In some affected individuals, signs and symptoms of arginase deficiency may be less severe, and may not appear until later in life.
Mutations in the ARG1 gene cause arginase deficiency. Arginase deficiency belongs to a class of genetic diseases called urea cycle disorders. The urea cycle is a sequence of reactions that occurs in liver cells. This cycle processes excess nitrogen, generated when protein is used by the body, to make a compound called urea that is excreted by the kidneys.
The ARG1 gene provides instructions for making an enzyme called arginase. This enzyme controls the final step of the urea cycle, which produces urea by removing nitrogen from arginine. In people with arginase deficiency, arginase is damaged or missing, and arginine is not broken down properly. As a result, urea cannot be produced normally, and excess nitrogen accumulates in the blood in the form of ammonia. The accumulation of ammonia and arginine are believed to cause the neurological problems and other signs and symptoms of arginase deficiency. This condition is inherited in an autosomal recessive pattern, which means two copies of the gene in each cell are altered. Most often, the parents of an individual with an autosomal recessive disorder are carriers of one copy of the altered gene but do not show signs and symptoms of the disorder.

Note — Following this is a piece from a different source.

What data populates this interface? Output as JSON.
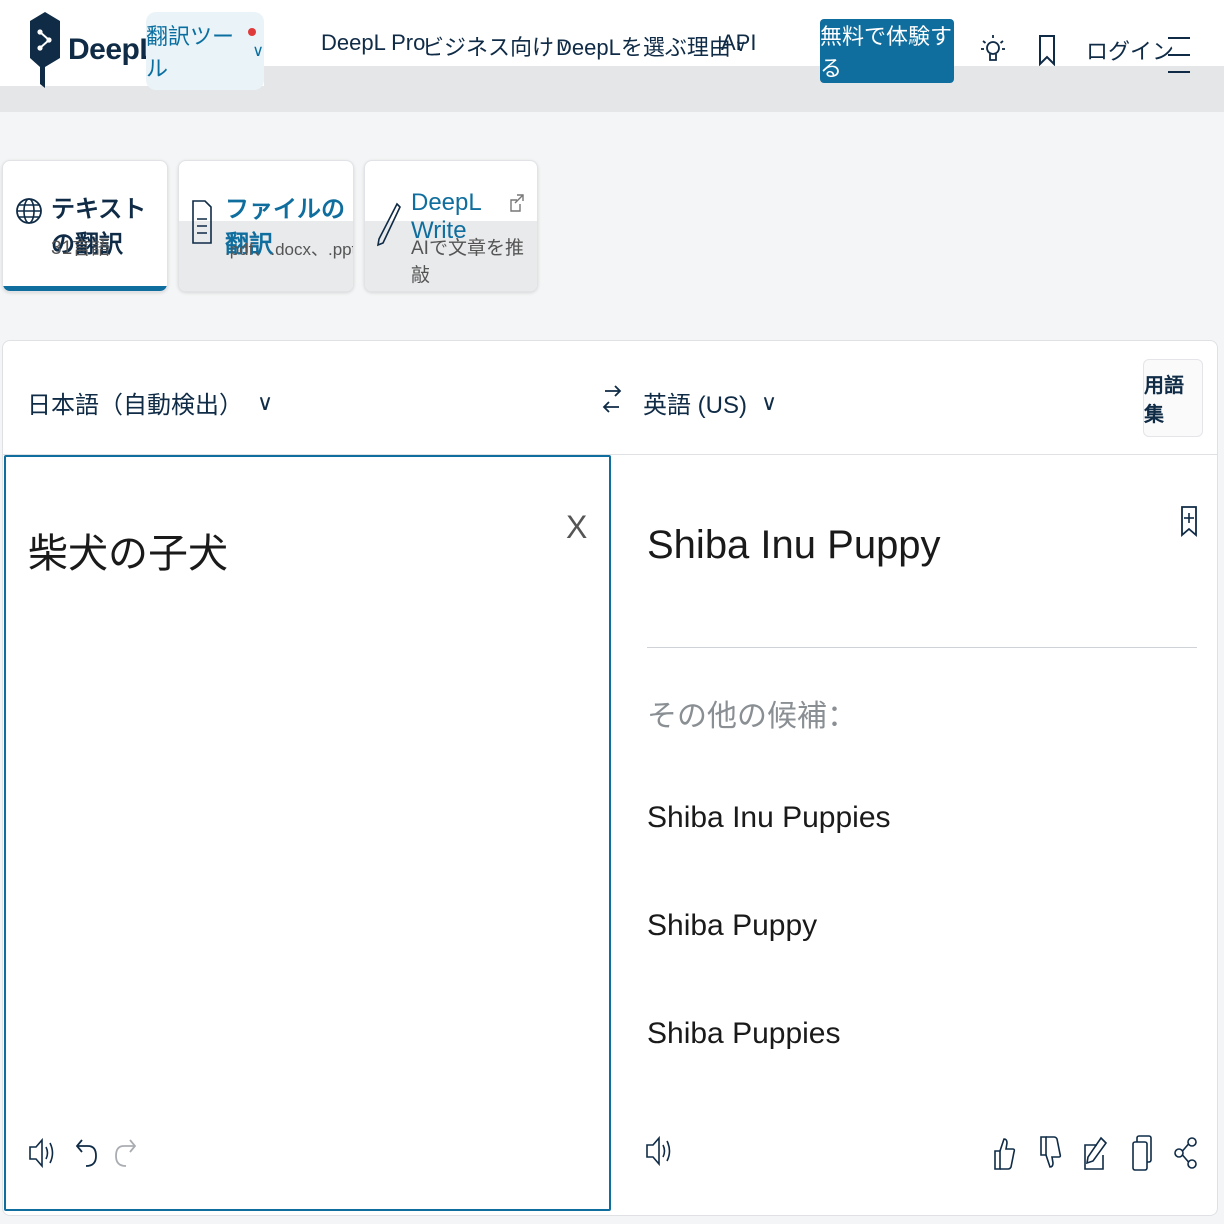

|This article is licensed under the GNU Free Documentation License. It uses material from the Wikipedia article "Arginemia". A list of authors is available in Wikipedia.|